At this point I may want to come back and re-adjust my blacks on the whole of the image. You can see that the blacks have been affected by that adjustment and I don’t have nearly as much black as I had before. So let’s go in and adjust the blacks. Having done that I’ve brought way more black in I think than I want. So let’s just go and bring up the highlights a bit on the basic image underneath all those adjustments, and again, kick up the shadows a little bit.

So there’s the basic Orton effect applied to the image and having done that I could just go onto the next image. But I could also make this a preset that I can use in future. In the Develop module I can go up to presets here and I can click the plus symbol. So here we are New Orton because I think I have an old one, okay, and I’m going to select which options I want in there. I do want graduated filters. I didn’t use split toning. I did use color. I did use process version and calibration. I didn’t use any post-crop vignetting or grain. I didn’t use any lens correction or noise reduction here. I did use some color. I didn’t use any sharpening so I’m going to that out. I didn’t use any tone curve adjustment. But I did adjust clarity and I did adjust these settings. I didn’t adjust white balance. So now that I’ve made a selection of everything that I want added to this particular develop preset, I’m just going to click to create it.

Now this is a new Orton preset. And of course it’s been applied to this image by default. But let’s go and get another image shot in similar circumstances to this and let’s go and apply it to this image. And all I do is to click New Orton, and it is than applied to this image.
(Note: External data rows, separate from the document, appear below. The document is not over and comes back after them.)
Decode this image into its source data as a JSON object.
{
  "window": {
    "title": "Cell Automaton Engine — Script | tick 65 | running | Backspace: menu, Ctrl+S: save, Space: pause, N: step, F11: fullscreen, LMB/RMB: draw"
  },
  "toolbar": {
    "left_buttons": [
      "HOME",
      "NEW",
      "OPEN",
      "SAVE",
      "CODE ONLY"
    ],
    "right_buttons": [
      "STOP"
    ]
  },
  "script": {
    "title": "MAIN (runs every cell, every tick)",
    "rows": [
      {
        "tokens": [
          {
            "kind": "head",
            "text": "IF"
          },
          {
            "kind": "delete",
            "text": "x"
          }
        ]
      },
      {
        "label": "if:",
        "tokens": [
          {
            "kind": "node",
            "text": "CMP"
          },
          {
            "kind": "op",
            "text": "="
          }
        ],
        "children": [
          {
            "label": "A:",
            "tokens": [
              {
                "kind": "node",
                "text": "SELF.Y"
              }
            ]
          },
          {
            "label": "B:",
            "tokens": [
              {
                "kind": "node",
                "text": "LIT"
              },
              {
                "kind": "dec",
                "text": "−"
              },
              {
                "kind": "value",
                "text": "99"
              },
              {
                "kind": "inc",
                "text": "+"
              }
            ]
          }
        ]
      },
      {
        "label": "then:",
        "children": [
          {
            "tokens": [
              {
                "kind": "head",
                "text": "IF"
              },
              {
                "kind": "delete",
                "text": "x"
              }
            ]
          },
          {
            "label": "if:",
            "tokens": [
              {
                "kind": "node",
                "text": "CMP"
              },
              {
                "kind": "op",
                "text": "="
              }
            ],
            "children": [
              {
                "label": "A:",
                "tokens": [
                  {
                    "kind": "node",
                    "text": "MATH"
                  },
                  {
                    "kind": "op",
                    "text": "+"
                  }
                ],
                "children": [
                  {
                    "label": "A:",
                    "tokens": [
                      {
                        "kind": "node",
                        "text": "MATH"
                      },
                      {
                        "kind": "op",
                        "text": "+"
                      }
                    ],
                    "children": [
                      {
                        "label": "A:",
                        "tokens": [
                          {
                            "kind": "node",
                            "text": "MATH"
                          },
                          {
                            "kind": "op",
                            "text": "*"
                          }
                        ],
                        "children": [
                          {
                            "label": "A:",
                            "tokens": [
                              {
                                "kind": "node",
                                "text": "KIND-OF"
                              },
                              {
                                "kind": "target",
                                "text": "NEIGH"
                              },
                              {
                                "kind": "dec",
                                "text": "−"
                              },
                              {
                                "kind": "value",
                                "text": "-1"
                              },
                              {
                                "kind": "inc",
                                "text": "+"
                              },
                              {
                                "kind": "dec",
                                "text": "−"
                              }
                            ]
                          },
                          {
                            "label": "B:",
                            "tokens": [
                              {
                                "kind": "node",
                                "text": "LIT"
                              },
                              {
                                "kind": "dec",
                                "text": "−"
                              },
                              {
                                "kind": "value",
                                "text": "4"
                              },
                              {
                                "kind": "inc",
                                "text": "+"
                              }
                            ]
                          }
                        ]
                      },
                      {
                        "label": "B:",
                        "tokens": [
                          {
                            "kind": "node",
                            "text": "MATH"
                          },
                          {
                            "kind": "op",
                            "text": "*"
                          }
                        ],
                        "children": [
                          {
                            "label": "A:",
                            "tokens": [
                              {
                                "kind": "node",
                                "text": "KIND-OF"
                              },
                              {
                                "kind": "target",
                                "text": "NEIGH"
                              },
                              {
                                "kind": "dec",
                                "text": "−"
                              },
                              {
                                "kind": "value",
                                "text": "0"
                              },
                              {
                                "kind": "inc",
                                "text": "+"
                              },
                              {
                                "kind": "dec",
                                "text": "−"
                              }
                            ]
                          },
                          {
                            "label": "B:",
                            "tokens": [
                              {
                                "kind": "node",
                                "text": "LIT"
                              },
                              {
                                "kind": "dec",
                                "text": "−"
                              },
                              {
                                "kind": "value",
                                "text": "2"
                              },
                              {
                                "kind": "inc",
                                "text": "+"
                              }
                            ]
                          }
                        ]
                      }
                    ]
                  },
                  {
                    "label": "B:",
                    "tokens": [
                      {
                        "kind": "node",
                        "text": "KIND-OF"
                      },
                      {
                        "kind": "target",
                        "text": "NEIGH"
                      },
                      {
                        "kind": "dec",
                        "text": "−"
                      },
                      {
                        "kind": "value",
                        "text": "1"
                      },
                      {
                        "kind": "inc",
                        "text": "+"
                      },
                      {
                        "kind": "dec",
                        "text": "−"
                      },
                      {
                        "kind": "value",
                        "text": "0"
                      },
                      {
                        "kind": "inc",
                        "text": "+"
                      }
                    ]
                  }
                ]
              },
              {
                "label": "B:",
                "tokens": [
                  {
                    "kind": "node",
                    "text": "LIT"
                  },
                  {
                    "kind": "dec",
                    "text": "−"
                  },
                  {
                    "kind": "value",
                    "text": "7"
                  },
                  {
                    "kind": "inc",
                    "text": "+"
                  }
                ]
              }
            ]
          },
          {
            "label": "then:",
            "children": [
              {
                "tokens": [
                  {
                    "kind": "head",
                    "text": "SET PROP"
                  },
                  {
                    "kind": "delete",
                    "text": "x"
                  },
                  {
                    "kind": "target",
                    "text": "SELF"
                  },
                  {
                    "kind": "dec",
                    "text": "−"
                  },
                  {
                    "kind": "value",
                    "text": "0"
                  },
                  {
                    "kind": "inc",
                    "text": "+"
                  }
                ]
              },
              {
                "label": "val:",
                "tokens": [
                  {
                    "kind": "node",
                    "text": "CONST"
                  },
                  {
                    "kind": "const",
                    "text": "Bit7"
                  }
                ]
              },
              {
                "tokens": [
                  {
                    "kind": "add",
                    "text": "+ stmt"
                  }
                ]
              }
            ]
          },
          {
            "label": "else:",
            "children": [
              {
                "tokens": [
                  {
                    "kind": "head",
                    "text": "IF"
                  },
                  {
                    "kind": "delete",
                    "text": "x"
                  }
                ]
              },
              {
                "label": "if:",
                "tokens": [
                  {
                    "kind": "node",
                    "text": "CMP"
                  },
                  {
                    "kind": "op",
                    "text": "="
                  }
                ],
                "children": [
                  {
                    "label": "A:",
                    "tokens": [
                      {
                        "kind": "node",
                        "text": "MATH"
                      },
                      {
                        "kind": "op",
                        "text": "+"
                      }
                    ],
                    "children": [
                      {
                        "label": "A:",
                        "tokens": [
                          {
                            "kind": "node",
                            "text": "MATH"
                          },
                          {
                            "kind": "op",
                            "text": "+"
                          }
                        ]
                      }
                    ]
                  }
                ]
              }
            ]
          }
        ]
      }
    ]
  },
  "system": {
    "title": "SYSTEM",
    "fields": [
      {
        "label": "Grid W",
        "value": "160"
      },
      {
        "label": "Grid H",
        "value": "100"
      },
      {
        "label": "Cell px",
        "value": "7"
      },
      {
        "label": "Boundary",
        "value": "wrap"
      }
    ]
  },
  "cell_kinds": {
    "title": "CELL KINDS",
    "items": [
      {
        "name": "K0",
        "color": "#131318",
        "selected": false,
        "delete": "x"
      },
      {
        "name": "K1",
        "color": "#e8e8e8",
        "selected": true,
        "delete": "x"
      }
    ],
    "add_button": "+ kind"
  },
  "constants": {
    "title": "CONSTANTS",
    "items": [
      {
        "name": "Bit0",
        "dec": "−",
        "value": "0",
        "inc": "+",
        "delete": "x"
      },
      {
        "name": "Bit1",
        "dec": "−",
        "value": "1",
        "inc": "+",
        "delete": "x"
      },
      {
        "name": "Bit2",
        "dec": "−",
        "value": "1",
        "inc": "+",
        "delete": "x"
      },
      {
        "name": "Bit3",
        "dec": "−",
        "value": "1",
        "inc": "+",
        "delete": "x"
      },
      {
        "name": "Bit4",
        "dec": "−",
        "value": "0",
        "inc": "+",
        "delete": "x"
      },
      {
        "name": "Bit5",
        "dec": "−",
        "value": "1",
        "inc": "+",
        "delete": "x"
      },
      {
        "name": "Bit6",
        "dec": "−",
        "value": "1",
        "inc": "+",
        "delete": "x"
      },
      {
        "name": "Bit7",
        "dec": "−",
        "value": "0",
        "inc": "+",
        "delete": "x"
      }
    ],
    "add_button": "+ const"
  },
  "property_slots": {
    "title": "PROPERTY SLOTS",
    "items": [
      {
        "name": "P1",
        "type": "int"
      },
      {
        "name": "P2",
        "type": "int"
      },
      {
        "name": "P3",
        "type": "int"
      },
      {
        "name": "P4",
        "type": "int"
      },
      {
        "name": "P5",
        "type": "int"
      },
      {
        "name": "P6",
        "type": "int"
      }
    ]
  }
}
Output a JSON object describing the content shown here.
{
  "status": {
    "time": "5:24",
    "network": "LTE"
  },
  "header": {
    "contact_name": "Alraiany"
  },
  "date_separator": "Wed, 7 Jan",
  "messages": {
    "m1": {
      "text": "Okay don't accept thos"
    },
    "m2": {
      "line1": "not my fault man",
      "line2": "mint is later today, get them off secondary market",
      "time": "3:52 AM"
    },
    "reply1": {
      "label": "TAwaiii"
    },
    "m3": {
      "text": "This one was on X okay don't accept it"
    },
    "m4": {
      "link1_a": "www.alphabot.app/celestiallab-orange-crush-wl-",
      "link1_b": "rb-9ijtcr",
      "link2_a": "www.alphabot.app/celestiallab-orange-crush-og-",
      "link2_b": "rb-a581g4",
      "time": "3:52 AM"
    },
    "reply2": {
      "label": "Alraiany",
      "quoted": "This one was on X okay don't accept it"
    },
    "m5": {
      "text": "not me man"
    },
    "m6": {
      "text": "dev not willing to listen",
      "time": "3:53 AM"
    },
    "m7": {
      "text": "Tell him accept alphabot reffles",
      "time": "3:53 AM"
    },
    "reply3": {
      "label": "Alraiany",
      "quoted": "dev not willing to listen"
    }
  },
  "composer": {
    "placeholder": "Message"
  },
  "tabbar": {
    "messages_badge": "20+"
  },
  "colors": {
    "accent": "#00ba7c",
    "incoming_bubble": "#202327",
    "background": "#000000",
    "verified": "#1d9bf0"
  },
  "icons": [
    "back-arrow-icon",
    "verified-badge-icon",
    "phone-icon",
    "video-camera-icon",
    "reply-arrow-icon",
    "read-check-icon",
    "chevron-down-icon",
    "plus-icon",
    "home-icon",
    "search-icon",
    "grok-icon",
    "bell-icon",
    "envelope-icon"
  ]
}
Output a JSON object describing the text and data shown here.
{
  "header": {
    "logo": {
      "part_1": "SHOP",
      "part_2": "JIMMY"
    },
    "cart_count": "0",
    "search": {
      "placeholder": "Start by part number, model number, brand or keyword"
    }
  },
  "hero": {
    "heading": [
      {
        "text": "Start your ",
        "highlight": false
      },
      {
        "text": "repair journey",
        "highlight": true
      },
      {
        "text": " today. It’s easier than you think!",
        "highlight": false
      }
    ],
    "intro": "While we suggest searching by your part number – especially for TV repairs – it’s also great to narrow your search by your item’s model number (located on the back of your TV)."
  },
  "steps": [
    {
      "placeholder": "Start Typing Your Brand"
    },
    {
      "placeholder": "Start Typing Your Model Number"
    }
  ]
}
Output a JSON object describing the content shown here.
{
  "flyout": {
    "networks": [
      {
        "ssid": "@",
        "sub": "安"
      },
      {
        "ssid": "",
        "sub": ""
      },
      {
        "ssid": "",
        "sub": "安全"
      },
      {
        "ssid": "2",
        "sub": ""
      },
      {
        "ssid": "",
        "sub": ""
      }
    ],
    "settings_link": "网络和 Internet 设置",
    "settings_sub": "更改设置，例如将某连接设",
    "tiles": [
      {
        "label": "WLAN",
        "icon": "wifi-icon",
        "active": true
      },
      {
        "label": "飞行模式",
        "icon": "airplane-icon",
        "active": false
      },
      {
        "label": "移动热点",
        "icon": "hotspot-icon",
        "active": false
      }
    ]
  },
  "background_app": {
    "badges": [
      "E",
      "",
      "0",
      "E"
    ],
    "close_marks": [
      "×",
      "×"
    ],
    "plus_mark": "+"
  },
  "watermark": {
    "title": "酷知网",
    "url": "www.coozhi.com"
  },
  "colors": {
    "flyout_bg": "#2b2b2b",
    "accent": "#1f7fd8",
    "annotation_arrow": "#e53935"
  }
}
The process version is applied and all of the settings that we included including the two graduated filters here and here. The reason why I used a graduated filter and not adjustment brush is that adjustment brush cannot be included in a develop preset whereas the graduated filter can. And now I’ve got a new Orton preset that I can use with any of my images. All I do is click on the image and then click on this new Orton preset and it’s automatically applied to the images.

Now if I don’t like it I can Ctrl Z to undo it. In the case of this image that I had already applied it to I kind of like it, but I think the saturation is too much. So I can use that as a starting point for working with this image. And I can then adjust the sliders because all you’re doing by creating a preset in Lightroom is actually recording what the sliders are set at. So you can use that as a starting point and then adjust the sliders as you like from there.

So there’s how to create a faux Orton preset in Lightroom to apply to your images. I’m Helen Bradley. Thank you for joining me for this video tutorial. If you liked the tutorial please like the video here on YouTube. Think about subscribing to my YouTube channel so that you get updates whenever we launch videos which at the moment is a couple of times a week.

Helen Bradley